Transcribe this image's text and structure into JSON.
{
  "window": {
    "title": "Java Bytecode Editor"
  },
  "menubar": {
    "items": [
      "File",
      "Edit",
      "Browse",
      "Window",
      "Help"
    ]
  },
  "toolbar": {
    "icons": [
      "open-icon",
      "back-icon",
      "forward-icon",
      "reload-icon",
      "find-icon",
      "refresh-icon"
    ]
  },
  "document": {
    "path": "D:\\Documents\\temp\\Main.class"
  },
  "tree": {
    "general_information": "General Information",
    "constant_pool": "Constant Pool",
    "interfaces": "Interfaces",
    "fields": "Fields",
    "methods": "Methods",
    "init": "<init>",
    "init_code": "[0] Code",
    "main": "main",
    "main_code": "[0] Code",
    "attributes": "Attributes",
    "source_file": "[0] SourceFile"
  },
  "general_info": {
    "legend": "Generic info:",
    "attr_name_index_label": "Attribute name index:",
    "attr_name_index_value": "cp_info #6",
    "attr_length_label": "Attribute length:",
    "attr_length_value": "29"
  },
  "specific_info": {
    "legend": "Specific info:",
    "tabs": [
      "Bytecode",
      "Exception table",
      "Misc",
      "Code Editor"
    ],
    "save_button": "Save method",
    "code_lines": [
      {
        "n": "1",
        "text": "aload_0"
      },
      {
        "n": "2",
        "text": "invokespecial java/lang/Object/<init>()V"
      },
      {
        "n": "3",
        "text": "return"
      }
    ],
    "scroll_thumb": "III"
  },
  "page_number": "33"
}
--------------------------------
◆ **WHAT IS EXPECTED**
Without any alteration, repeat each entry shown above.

◆ **EXERCISE SOLUTION**
Transcribe this image's text and structure into JSON.
{
  "window": {
    "title": "Java Bytecode Editor"
  },
  "menubar": {
    "items": [
      "File",
      "Edit",
      "Browse",
      "Window",
      "Help"
    ]
  },
  "toolbar": {
    "icons": [
      "open-icon",
      "back-icon",
      "forward-icon",
      "reload-icon",
      "find-icon",
      "refresh-icon"
    ]
  },
  "document": {
    "path": "D:\\Documents\\temp\\Main.class"
  },
  "tree": {
    "general_information": "General Information",
    "constant_pool": "Constant Pool",
    "interfaces": "Interfaces",
    "fields": "Fields",
    "methods": "Methods",
    "init": "<init>",
    "init_code": "[0] Code",
    "main": "main",
    "main_code": "[0] Code",
    "attributes": "Attributes",
    "source_file": "[0] SourceFile"
  },
  "general_info": {
    "legend": "Generic info:",
    "attr_name_index_label": "Attribute name index:",
    "attr_name_index_value": "cp_info #6",
    "attr_length_label": "Attribute length:",
    "attr_length_value": "29"
  },
  "specific_info": {
    "legend": "Specific info:",
    "tabs": [
      "Bytecode",
      "Exception table",
      "Misc",
      "Code Editor"
    ],
    "save_button": "Save method",
    "code_lines": [
      {
        "n": "1",
        "text": "aload_0"
      },
      {
        "n": "2",
        "text": "invokespecial java/lang/Object/<init>()V"
      },
      {
        "n": "3",
        "text": "return"
      }
    ],
    "scroll_thumb": "III"
  },
  "page_number": "33"
}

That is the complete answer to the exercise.